### EXERCISE AIM:
Exclude images and print all the records verbatim.

### MATERIAL FOR THIS EXERCISE:

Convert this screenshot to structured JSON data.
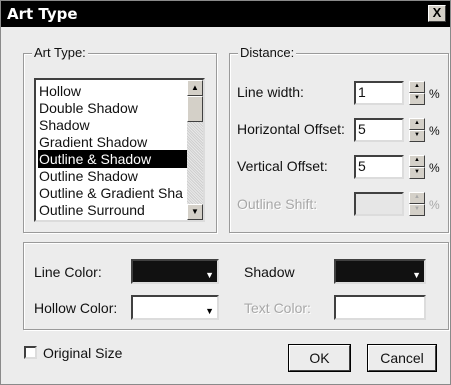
{
  "window": {
    "title": "Art Type",
    "close_glyph": "X"
  },
  "art_type": {
    "group_label": "Art Type:",
    "items": [
      "Hollow",
      "Double Shadow",
      "Shadow",
      "Gradient Shadow",
      "Outline & Shadow",
      "Outline Shadow",
      "Outline & Gradient Sha",
      "Outline Surround"
    ],
    "selected": "Outline & Shadow",
    "scroll_up_glyph": "▲",
    "scroll_down_glyph": "▼"
  },
  "distance": {
    "group_label": "Distance:",
    "line_width": {
      "label": "Line width:",
      "value": "1",
      "unit": "%"
    },
    "horizontal_offset": {
      "label": "Horizontal Offset:",
      "value": "5",
      "unit": "%"
    },
    "vertical_offset": {
      "label": "Vertical Offset:",
      "value": "5",
      "unit": "%"
    },
    "outline_shift": {
      "label": "Outline Shift:",
      "value": "",
      "unit": "%",
      "enabled": false
    }
  },
  "colors": {
    "line_color": {
      "label": "Line Color:",
      "swatch": "#111111"
    },
    "shadow": {
      "label": "Shadow",
      "swatch": "#111111"
    },
    "hollow_color": {
      "label": "Hollow Color:",
      "swatch": "#ffffff"
    },
    "text_color": {
      "label": "Text Color:",
      "swatch": "#ffffff",
      "enabled": false
    },
    "dropdown_glyph": "▼"
  },
  "options": {
    "original_size_label": "Original Size",
    "original_size_checked": false
  },
  "buttons": {
    "ok": "OK",
    "cancel": "Cancel"
  }
}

### SOLUTION TO THIS TASK:
Convert this screenshot to structured JSON data.
{
  "window": {
    "title": "Art Type",
    "close_glyph": "X"
  },
  "art_type": {
    "group_label": "Art Type:",
    "items": [
      "Hollow",
      "Double Shadow",
      "Shadow",
      "Gradient Shadow",
      "Outline & Shadow",
      "Outline Shadow",
      "Outline & Gradient Sha",
      "Outline Surround"
    ],
    "selected": "Outline & Shadow",
    "scroll_up_glyph": "▲",
    "scroll_down_glyph": "▼"
  },
  "distance": {
    "group_label": "Distance:",
    "line_width": {
      "label": "Line width:",
      "value": "1",
      "unit": "%"
    },
    "horizontal_offset": {
      "label": "Horizontal Offset:",
      "value": "5",
      "unit": "%"
    },
    "vertical_offset": {
      "label": "Vertical Offset:",
      "value": "5",
      "unit": "%"
    },
    "outline_shift": {
      "label": "Outline Shift:",
      "value": "",
      "unit": "%",
      "enabled": false
    }
  },
  "colors": {
    "line_color": {
      "label": "Line Color:",
      "swatch": "#111111"
    },
    "shadow": {
      "label": "Shadow",
      "swatch": "#111111"
    },
    "hollow_color": {
      "label": "Hollow Color:",
      "swatch": "#ffffff"
    },
    "text_color": {
      "label": "Text Color:",
      "swatch": "#ffffff",
      "enabled": false
    },
    "dropdown_glyph": "▼"
  },
  "options": {
    "original_size_label": "Original Size",
    "original_size_checked": false
  },
  "buttons": {
    "ok": "OK",
    "cancel": "Cancel"
  }
}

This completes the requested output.